ChoicePoint, SAIC Issue Security Breach Notices           
ChoicePoint, the data aggregation company that maintains and markets personal information on the vast majority of Americans, has sent at least 145,000 cautionary letters to consumers whose records were fraudulently accessed by Nigerian ID thieves posing as legitimate businesses.  The action by the company was compelled by California's security breach law (SB 1386).  State Attorney Generals, state legislators, members of Congress, privacy advocates and the media are responding with growing calls for stronger protection for personal information.  The same law prompted the Science Applications International Corporation of San Diego to send warning notices to 45,000 employees, following a break-in and theft of computer equipment containing their personal information relating to employee stock ownership. 

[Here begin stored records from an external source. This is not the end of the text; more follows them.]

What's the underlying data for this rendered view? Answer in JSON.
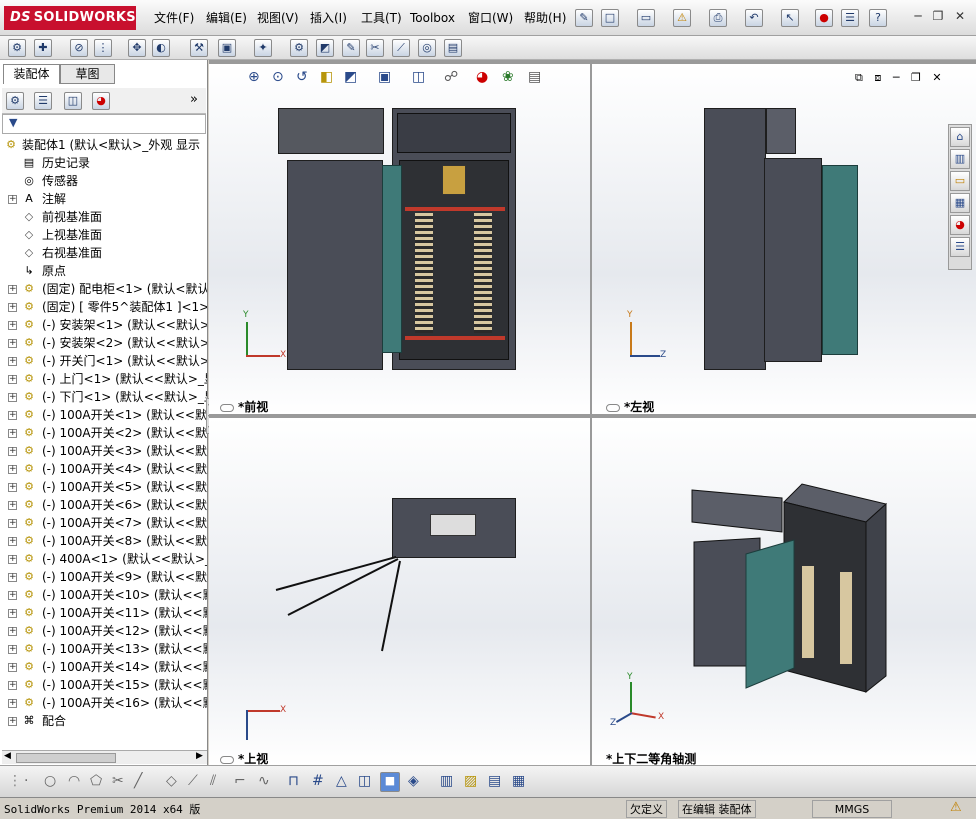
{
  "app": {
    "logo_prefix": "DS",
    "logo_name": "SOLIDWORKS"
  },
  "menu": [
    "文件(F)",
    "编辑(E)",
    "视图(V)",
    "插入(I)",
    "工具(T)",
    "Toolbox",
    "窗口(W)",
    "帮助(H)"
  ],
  "window_controls": {
    "minimize": "─",
    "restore": "❐",
    "close": "✕"
  },
  "tabs": [
    "装配体",
    "草图"
  ],
  "tree": {
    "root": "装配体1  (默认<默认>_外观 显示",
    "items": [
      {
        "label": "历史记录",
        "icon": "history-icon",
        "expand": false
      },
      {
        "label": "传感器",
        "icon": "sensor-icon",
        "expand": false
      },
      {
        "label": "注解",
        "icon": "annotation-icon",
        "expand": true
      },
      {
        "label": "前视基准面",
        "icon": "plane-icon",
        "expand": false
      },
      {
        "label": "上视基准面",
        "icon": "plane-icon",
        "expand": false
      },
      {
        "label": "右视基准面",
        "icon": "plane-icon",
        "expand": false
      },
      {
        "label": "原点",
        "icon": "origin-icon",
        "expand": false
      },
      {
        "label": "(固定) 配电柜<1> (默认<默认",
        "icon": "component-icon",
        "expand": true
      },
      {
        "label": "(固定) [ 零件5^装配体1 ]<1>",
        "icon": "component-icon",
        "expand": true
      },
      {
        "label": "(-) 安装架<1> (默认<<默认>_",
        "icon": "component-icon",
        "expand": true
      },
      {
        "label": "(-) 安装架<2> (默认<<默认>_",
        "icon": "component-icon",
        "expand": true
      },
      {
        "label": "(-) 开关门<1> (默认<<默认>_",
        "icon": "component-icon",
        "expand": true
      },
      {
        "label": "(-) 上门<1> (默认<<默认>_显",
        "icon": "component-icon",
        "expand": true
      },
      {
        "label": "(-) 下门<1> (默认<<默认>_显",
        "icon": "component-icon",
        "expand": true
      },
      {
        "label": "(-) 100A开关<1> (默认<<默认",
        "icon": "component-icon",
        "expand": true
      },
      {
        "label": "(-) 100A开关<2> (默认<<默认",
        "icon": "component-icon",
        "expand": true
      },
      {
        "label": "(-) 100A开关<3> (默认<<默认",
        "icon": "component-icon",
        "expand": true
      },
      {
        "label": "(-) 100A开关<4> (默认<<默认",
        "icon": "component-icon",
        "expand": true
      },
      {
        "label": "(-) 100A开关<5> (默认<<默认",
        "icon": "component-icon",
        "expand": true
      },
      {
        "label": "(-) 100A开关<6> (默认<<默认",
        "icon": "component-icon",
        "expand": true
      },
      {
        "label": "(-) 100A开关<7> (默认<<默认",
        "icon": "component-icon",
        "expand": true
      },
      {
        "label": "(-) 100A开关<8> (默认<<默认",
        "icon": "component-icon",
        "expand": true
      },
      {
        "label": "(-) 400A<1> (默认<<默认>_显",
        "icon": "component-icon",
        "expand": true
      },
      {
        "label": "(-) 100A开关<9> (默认<<默认",
        "icon": "component-icon",
        "expand": true
      },
      {
        "label": "(-) 100A开关<10> (默认<<默认",
        "icon": "component-icon",
        "expand": true
      },
      {
        "label": "(-) 100A开关<11> (默认<<默认",
        "icon": "component-icon",
        "expand": true
      },
      {
        "label": "(-) 100A开关<12> (默认<<默认",
        "icon": "component-icon",
        "expand": true
      },
      {
        "label": "(-) 100A开关<13> (默认<<默认",
        "icon": "component-icon",
        "expand": true
      },
      {
        "label": "(-) 100A开关<14> (默认<<默认",
        "icon": "component-icon",
        "expand": true
      },
      {
        "label": "(-) 100A开关<15> (默认<<默认",
        "icon": "component-icon",
        "expand": true
      },
      {
        "label": "(-) 100A开关<16> (默认<<默认",
        "icon": "component-icon",
        "expand": true
      },
      {
        "label": "配合",
        "icon": "mates-icon",
        "expand": true
      }
    ]
  },
  "views": {
    "front": "*前视",
    "left": "*左视",
    "top": "*上视",
    "iso": "*上下二等角轴测"
  },
  "axes": {
    "x": "X",
    "y": "Y",
    "z": "Z"
  },
  "status": {
    "version": "SolidWorks Premium 2014 x64 版",
    "defined": "欠定义",
    "editing": "在编辑 装配体",
    "units": "MMGS"
  },
  "colors": {
    "accent": "#c8102e",
    "door": "#3f7a78",
    "cabinet": "#4a4d57"
  }
}
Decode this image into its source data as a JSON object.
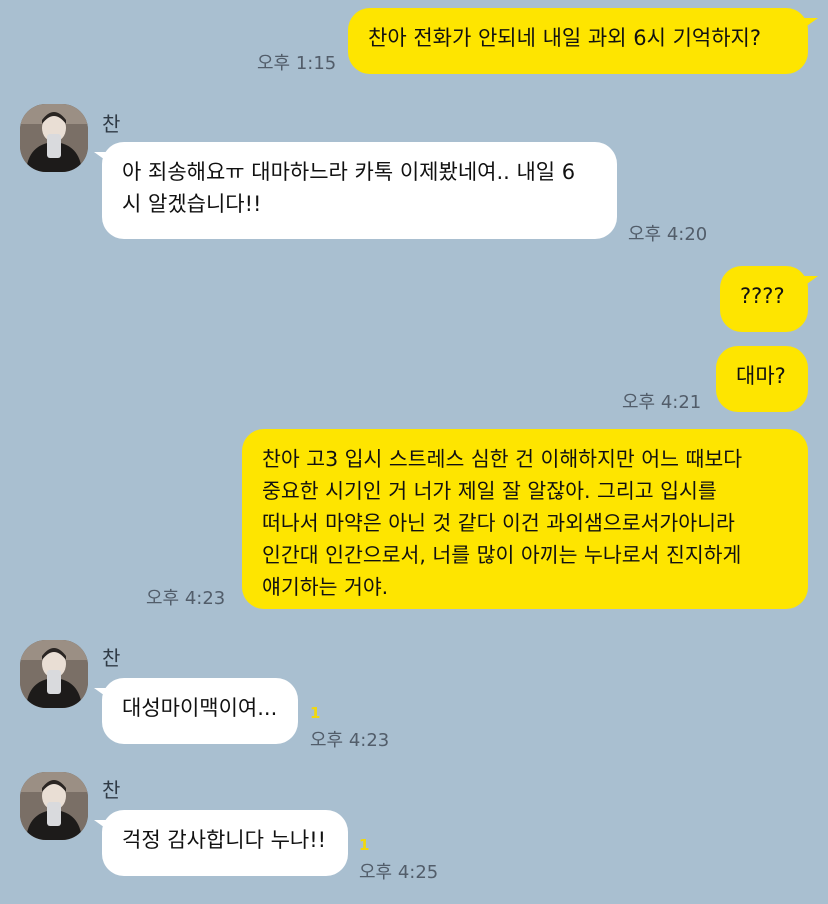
{
  "messages": [
    {
      "text": "찬아 전화가 안되네 내일 과외 6시 기억하지?",
      "time": "오후 1:15"
    },
    {
      "sender": "찬",
      "text": "아 죄송해요ㅠ 대마하느라 카톡 이제봤네여.. 내일 6\n시 알겠습니다!!",
      "time": "오후 4:20"
    },
    {
      "text": "????"
    },
    {
      "text": "대마?",
      "time": "오후 4:21"
    },
    {
      "text": "찬아 고3 입시 스트레스 심한 건 이해하지만 어느 때보다\n중요한 시기인 거 너가 제일 잘 알잖아. 그리고 입시를\n떠나서 마약은 아닌 것 같다 이건 과외샘으로서가아니라\n인간대 인간으로서, 너를 많이 아끼는 누나로서 진지하게\n얘기하는 거야.",
      "time": "오후 4:23"
    },
    {
      "sender": "찬",
      "text": "대성마이맥이여...",
      "time": "오후 4:23",
      "unread": "1"
    },
    {
      "sender": "찬",
      "text": "걱정 감사합니다 누나!!",
      "time": "오후 4:25",
      "unread": "1"
    }
  ],
  "colors": {
    "background": "#a9bfd0",
    "my_bubble": "#fee500",
    "their_bubble": "#ffffff",
    "unread_count": "#f2d80c"
  }
}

January 2005

China Considering Passage of EU-Style Comprehensive Privacy Law 
According to reports appearing in ChinaNews on January 19 and in People’s Daily Online on January 25, the government of the People’s Republic of China is considering passage of a draft omnibus privacy protection bill adopting approaches very similar to those of the European Union. The draft bill was prepared by a government-appointed group of experts.

Keeping a Job Hunt Private 
Keeping one’s job hunting private while currently employed presents significant challenges, according to a January 25 column in the Wall Street Journal.  Your boss may notice you wearing interview-oriented clothing, your telephone calls may be overheard or identified as to numbers called, and your use of e-mail and the Internet may be monitored.  The article quoted Donald Harris, President, HR Privacy Solutions, as cautioning that employers in the U.S., unlike those in Europe, pretty much set the rules when it comes to workplace monitoring.

Major Company Asks About Sexual Preferences of Employees      The San Francisco Chronicle reported on January 15 that the Bank of America has asked its 175,000 employees to fill out an online survey about job satisfaction, including a question asking respondents to indicate which of the follow choices best describes them:  heterosexual, bisexual, homosexual, or transgendered.  No notice of how this sensitive personal information would be used or safeguarded was provided by the company.

Growing Acceptance of Multi-layered Privacy Notices 
Multi-layered privacy notices, consisting of condensed, easy to understand highlights linked to longer and more complete explanations, received a boost through endorsement by the European data protection commissioners on the Article 29 Working Party.  A number of U.S. companies, such as Procter & Gamble, already use multi-layered notices.

New Employee Benefit:  ID Theft Insurance 
A growing number of employers are providing their employees with ID theft insurance, as a means of limiting the significant time lost in cleaning up the problems created by ID theft.  According to The Wall Street Journal on January 18, 2005, AIG and St. Paul's Travelers are two of the providers of the benefit, which typically includes assignment to a case manager/advisor and payment of legal fees that may be incurred.  Critics, such as Dr. Judith Collins, a professor at Michigan State University, suggest that companies should pay more attention to preventing ID theft, through better information security practices, than to cleaning up after the fact.

EC Approves Alternative Model Contract 
On January 7, 2005 the European Commission announced approval of alternative standard contractual clauses for data transfers proposed by the ICC and other international business associations as offering an "adequate level of data protection" under the EU's strict data protection laws.  Companies can use the clauses to provide a legal basis for transfers to data controllers outside of Europe as of April 1, 2005.